Repeat each line of the data below exactly, but skip the pictures.

- Data to examine -
+---+

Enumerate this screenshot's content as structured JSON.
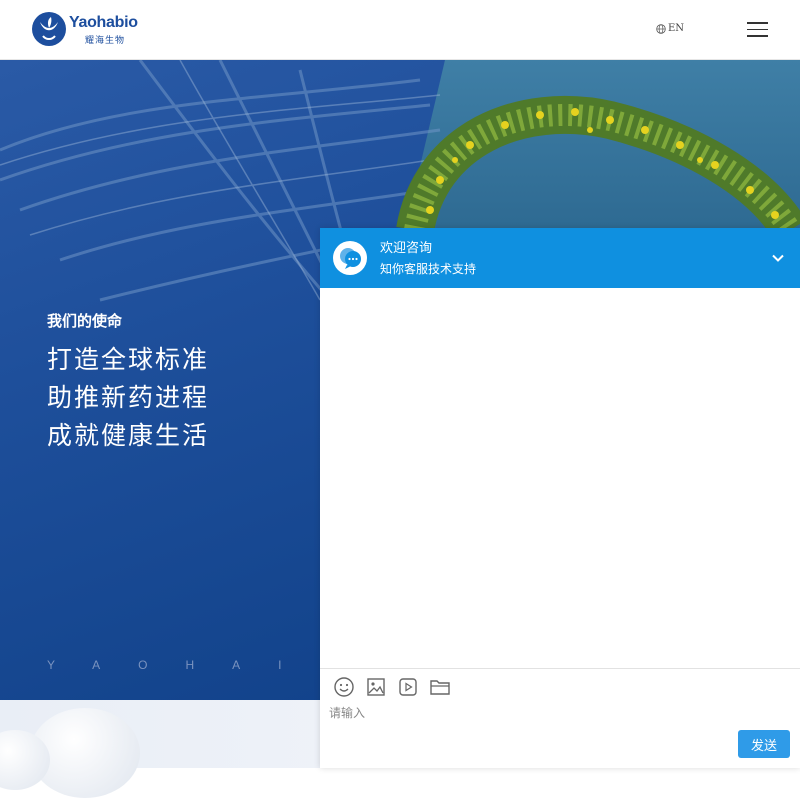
{
  "header": {
    "logo_text_en": "Yaohabio",
    "logo_text_cn": "耀海生物",
    "lang_icon": "globe-icon",
    "lang_label": "EN",
    "menu_icon": "hamburger-icon"
  },
  "hero": {
    "mission_label": "我们的使命",
    "mission_lines": [
      "打造全球标准",
      "助推新药进程",
      "成就健康生活"
    ],
    "letters": "YAOHAI"
  },
  "chat": {
    "title": "欢迎咨询",
    "subtitle": "知你客服技术支持",
    "avatar_icon": "chat-bubble-icon",
    "collapse_icon": "chevron-down-icon",
    "toolbar": [
      "emoji-icon",
      "image-icon",
      "video-icon",
      "folder-icon"
    ],
    "input_placeholder": "请输入",
    "send_label": "发送"
  },
  "colors": {
    "brand": "#1d4e9e",
    "hero_blue": "#1e4f9b",
    "chat_header": "#0f90e0",
    "send_button": "#2f9be8"
  }
}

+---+

- Result for this task -
Enumerate this screenshot's content as structured JSON.
{
  "header": {
    "logo_text_en": "Yaohabio",
    "logo_text_cn": "耀海生物",
    "lang_icon": "globe-icon",
    "lang_label": "EN",
    "menu_icon": "hamburger-icon"
  },
  "hero": {
    "mission_label": "我们的使命",
    "mission_lines": [
      "打造全球标准",
      "助推新药进程",
      "成就健康生活"
    ],
    "letters": "YAOHAI"
  },
  "chat": {
    "title": "欢迎咨询",
    "subtitle": "知你客服技术支持",
    "avatar_icon": "chat-bubble-icon",
    "collapse_icon": "chevron-down-icon",
    "toolbar": [
      "emoji-icon",
      "image-icon",
      "video-icon",
      "folder-icon"
    ],
    "input_placeholder": "请输入",
    "send_label": "发送"
  },
  "colors": {
    "brand": "#1d4e9e",
    "hero_blue": "#1e4f9b",
    "chat_header": "#0f90e0",
    "send_button": "#2f9be8"
  }
}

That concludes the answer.